The first blog I ever read with any regularity was My Marrakesh, a design and lifestyle blog written in a sort of poetic style by Maryam Montague. Next would be the hugely popular 101 Cookbooks by Heidi Swanson, though she’s such a successful cookbook author now that I think her books have eclipsed the blog. Finally, I am a longtime lover of Kristin Armstong’s Mile Markers, which lives in Runners World’s online home.
Appropriately, these three are telling of my primary interests and hobbies.
I’ve often quoted bits and pieces from Mile Markers and I shared her post about suffering sweat sisters frequently during my tenure at the Leukemia and Lymphoma Society. She’s a thoughtful writer and writes so articulately that she strikes me as an incredibly compassionate and present human being.
Last week Kristin wrote about a 2- and 10-miler taking place in Austin this weekend, called Run for the Water. Her running coach, Gilbert, is a runner from Burundi, where he was nearly killed in a horrific massacre, but escaped after being beaten, burned, and trapped for nine hours under the bodies of his dead classmates. He organizes this weekend’s race where the $25 registration fee provides clean water for a Burundian for A LIFETIME. I’m on a clean water kick after lululemon’s yoga event for Charity:Water last week, so I decided to continue the trend by running as a remote participant in Run for the Water Sunday morning.

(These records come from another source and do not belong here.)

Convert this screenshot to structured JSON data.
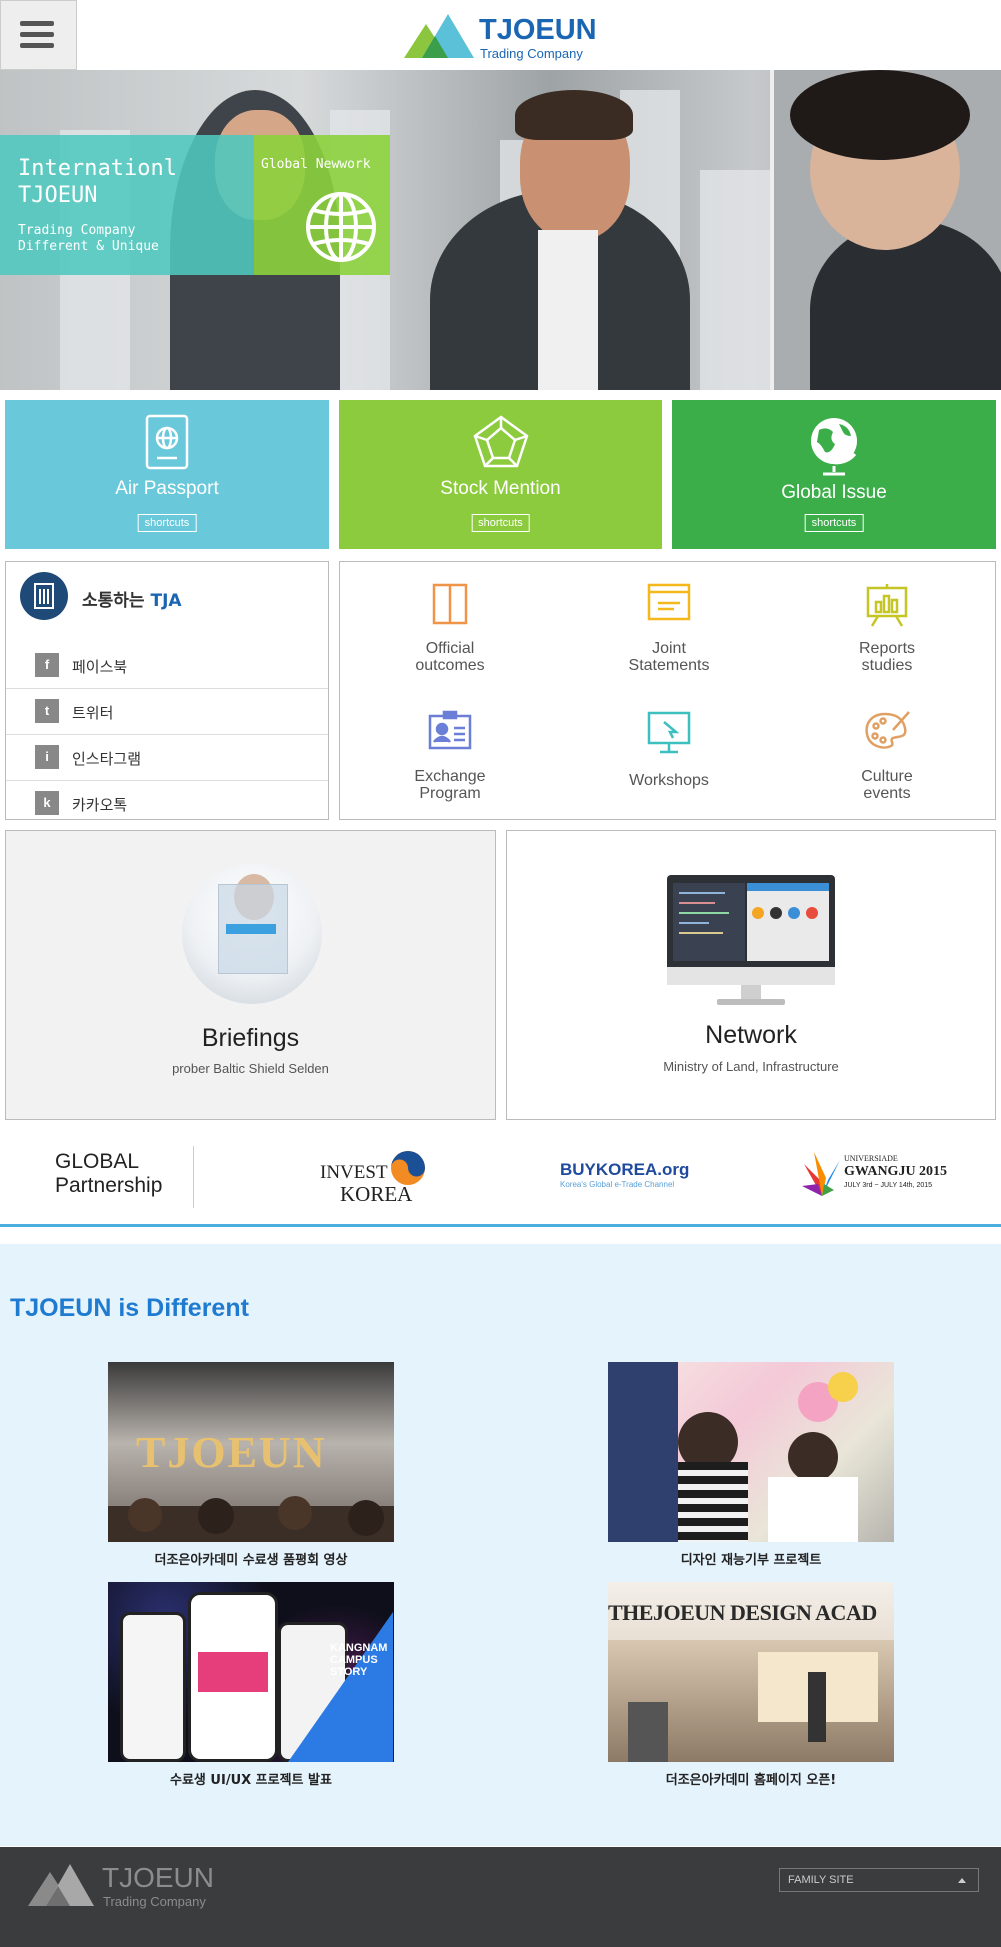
{
  "header": {
    "logo_title": "TJOEUN",
    "logo_sub": "Trading Company"
  },
  "hero": {
    "line1": "Internationl",
    "line2": "TJOEUN",
    "line3": "Trading Company",
    "line4": "Different & Unique",
    "badge": "Global Newwork"
  },
  "tiles": [
    {
      "title": "Air Passport",
      "button": "shortcuts",
      "color": "#69c8da"
    },
    {
      "title": "Stock Mention",
      "button": "shortcuts",
      "color": "#8ccb3e"
    },
    {
      "title": "Global Issue",
      "button": "shortcuts",
      "color": "#3bae4a"
    }
  ],
  "social": {
    "title_a": "소통하는 ",
    "title_b": "TJA",
    "items": [
      {
        "icon": "f",
        "label": "페이스북"
      },
      {
        "icon": "t",
        "label": "트위터"
      },
      {
        "icon": "i",
        "label": "인스타그램"
      },
      {
        "icon": "k",
        "label": "카카오톡"
      }
    ]
  },
  "services": [
    {
      "line1": "Official",
      "line2": "outcomes"
    },
    {
      "line1": "Joint",
      "line2": "Statements"
    },
    {
      "line1": "Reports",
      "line2": "studies"
    },
    {
      "line1": "Exchange",
      "line2": "Program"
    },
    {
      "line1": "Workshops",
      "line2": ""
    },
    {
      "line1": "Culture",
      "line2": "events"
    }
  ],
  "cards": [
    {
      "title": "Briefings",
      "sub": "prober Baltic Shield Selden"
    },
    {
      "title": "Network",
      "sub": "Ministry of Land, Infrastructure"
    }
  ],
  "partners": {
    "label1": "GLOBAL",
    "label2": "Partnership",
    "invest1": "INVEST",
    "invest2": "KOREA",
    "buy": "BUYKOREA.org",
    "buy_sub": "Korea's Global e-Trade Channel",
    "uni1": "UNIVERSIADE",
    "uni2": "GWANGJU 2015",
    "uni3": "JULY 3rd ~ JULY 14th, 2015"
  },
  "different": {
    "title": "TJOEUN is Different",
    "items": [
      {
        "caption": "더조은아카데미 수료생 품평회 영상",
        "img_text": "TJOEUN"
      },
      {
        "caption": "디자인 재능기부 프로젝트",
        "img_text": ""
      },
      {
        "caption": "수료생 UI/UX 프로젝트 발표",
        "img_text": "KANGNAM CAMPUS STORY"
      },
      {
        "caption": "더조은아카데미 홈페이지 오픈!",
        "img_text": "THEJOEUN DESIGN ACAD"
      }
    ]
  },
  "footer": {
    "logo_title": "TJOEUN",
    "logo_sub": "Trading Company",
    "family_site": "FAMILY SITE"
  }
}
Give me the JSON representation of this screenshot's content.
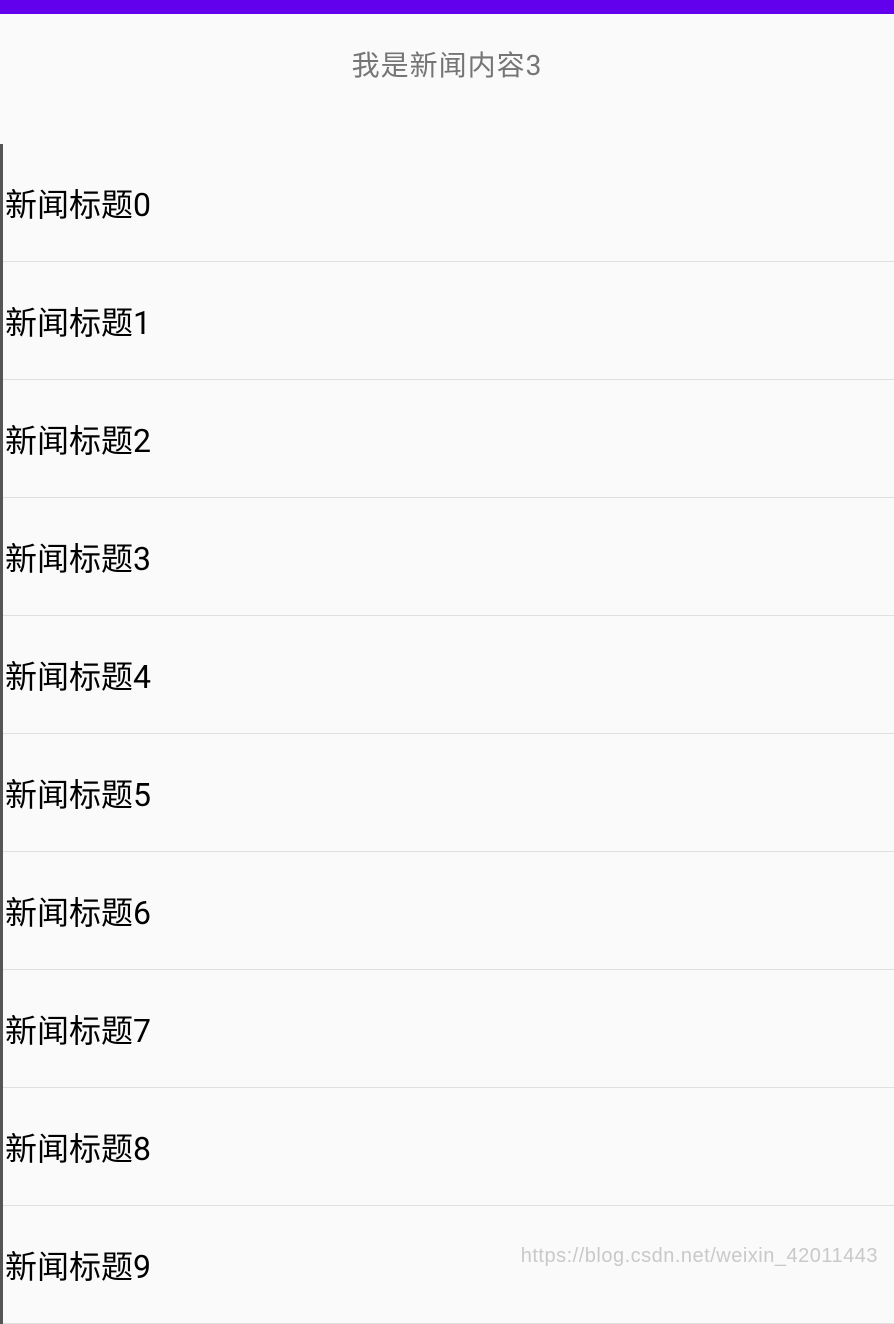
{
  "header": {
    "content_label": "我是新闻内容3"
  },
  "list": {
    "items": [
      {
        "title": "新闻标题0"
      },
      {
        "title": "新闻标题1"
      },
      {
        "title": "新闻标题2"
      },
      {
        "title": "新闻标题3"
      },
      {
        "title": "新闻标题4"
      },
      {
        "title": "新闻标题5"
      },
      {
        "title": "新闻标题6"
      },
      {
        "title": "新闻标题7"
      },
      {
        "title": "新闻标题8"
      },
      {
        "title": "新闻标题9"
      }
    ]
  },
  "watermark": "https://blog.csdn.net/weixin_42011443"
}
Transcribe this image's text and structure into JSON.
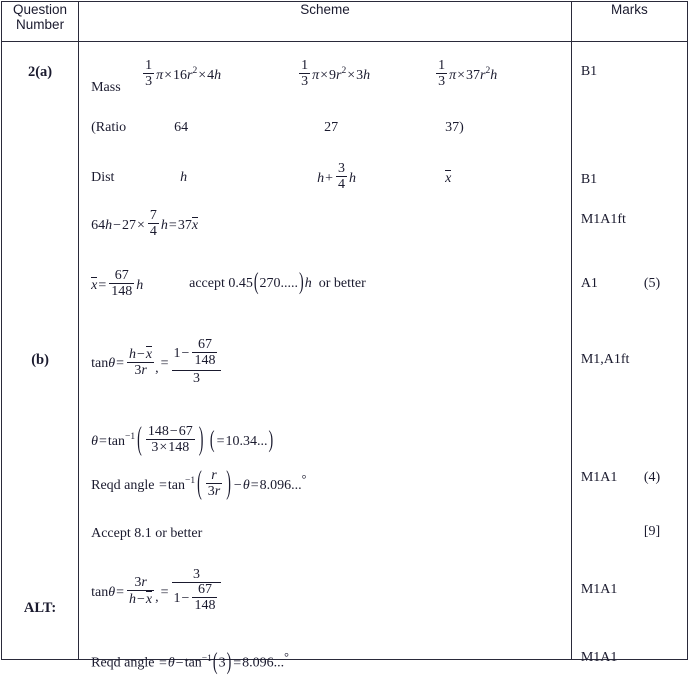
{
  "document": {
    "type": "mark-scheme-table",
    "headers": {
      "question_number": "Question\nNumber",
      "question_number_line1": "Question",
      "question_number_line2": "Number",
      "scheme": "Scheme",
      "marks": "Marks"
    }
  },
  "question_numbers": {
    "part_a": "2(a)",
    "part_b": "(b)",
    "alt": "ALT:"
  },
  "scheme": {
    "mass_label": "Mass",
    "mass_expr_1": "1/3 π × 16r² × 4h",
    "mass_expr_2": "1/3 π × 9r² × 3h",
    "mass_expr_3": "1/3 π × 37r²h",
    "ratio_label": "(Ratio",
    "ratio_1": "64",
    "ratio_2": "27",
    "ratio_3": "37)",
    "dist_label": "Dist",
    "dist_1": "h",
    "dist_2": "h + 3/4 h",
    "dist_3": "x̄",
    "moments_equation": "64h − 27 × 7/4 h = 37x̄",
    "xbar_result": "x̄ = 67/148 h",
    "accept_note": "accept 0.45(270.....)h  or better",
    "tan_theta_b": "tan θ = (h − x̄)/(3r), = (1 − 67/148)/3",
    "theta_arctan": "θ = tan⁻¹((148 − 67)/(3×148))  (=10.34...)",
    "reqd_angle_b": "Reqd angle = tan⁻¹(r/3r) − θ = 8.096...°",
    "accept_tolerance": "Accept 8.1 or better",
    "tan_theta_alt": "tan θ = 3r/(h − x̄), = 3/(1 − 67/148)",
    "reqd_angle_alt": "Reqd angle = θ − tan⁻¹(3) = 8.096...°",
    "numbers": {
      "third_num": "1",
      "third_den": "3",
      "sixteen": "16",
      "four_h": "4",
      "nine": "9",
      "three_h": "3",
      "thirtyseven": "37",
      "three_quarter_num": "3",
      "three_quarter_den": "4",
      "seven_num": "7",
      "four_den": "4",
      "sixtyfour_h": "64",
      "twentyseven": "27",
      "thirtyseven_x": "37",
      "sixtyseven": "67",
      "onefortyeight": "148",
      "one": "1",
      "three": "3",
      "three_r": "3",
      "value_1034": "10.34...",
      "value_8096": "8.096...",
      "value_81": "8.1",
      "value_045": "0.45",
      "value_270": "270.....",
      "arctan_arg_alt": "3"
    }
  },
  "marks": {
    "b1_mass": "B1",
    "b1_dist": "B1",
    "m1a1ft_moments": "M1A1ft",
    "a1_xbar": "A1",
    "total_a": "(5)",
    "m1a1ft_tan": "M1,A1ft",
    "m1a1_reqd": "M1A1",
    "total_b": "(4)",
    "total_question": "[9]",
    "m1a1_alt_tan": "M1A1",
    "m1a1_alt_reqd": "M1A1"
  },
  "colors": {
    "text": "#1a1a2e",
    "border": "#2a2a3a",
    "background": "#ffffff"
  }
}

It was wonderful.
Sunday morning was super sunny and comfortable. Cool enough for long sleeves and tights, but not enough that I could see my breath. I headed out to run the same route as a few weeks ago, from home through Southfield and back.
I felt a lot better this time around, plus there were way more runners and walkers out since it was such a nice fall morning. It was good to have company.
My goal was to hang close to 9:00 minute miles, but I wasn’t sure how I’d feel after a really tight Saturday afternoon run in new shoes. It still felt kind of funky to be in new shoes instead of my well-worn limited-edition Boston Kinvaras, but despite not feeling quite at ease, my first few miles clocked in under nine-minute pace. I told myself to take it easy on the way out and let my body wake up, that I could push myself later if I was up for it.
Today was a thinking run. I thought about the Philly Half Marathon coming up in a few weeks, about the hills I’ll probably face at the Half MerryThon in Gloucester a few weeks after that. I thought about work, about blogging, about stuff coming up this week. I had my iPhone with me and listened to tunes, but mostly my mind wandered.
Once I hit the turnaround around mile five, I felt comfortable keeping an eye on my watch, but stayed mindful of taking it easy thanks to Bart Yasso’s recommendation for long runs during our group run a few weeks back.
I finished up in 1:27:44, an 8:46 pace.
I’m in a good place with my running right now, enjoying it and feeling like I’m making progress, which helps. I’m not in PR shape, but at least have the sense that if I stay on track, I’ll get there. I was most pleased that in my last three miles I felt strong and capable, which is exactly how I hope to feel in Philadelphia.
And even though I was really just out there by myself yesterday, it was really cool to know that halfway across the country, a few thousand others were doing the same distance for people halfway around the world.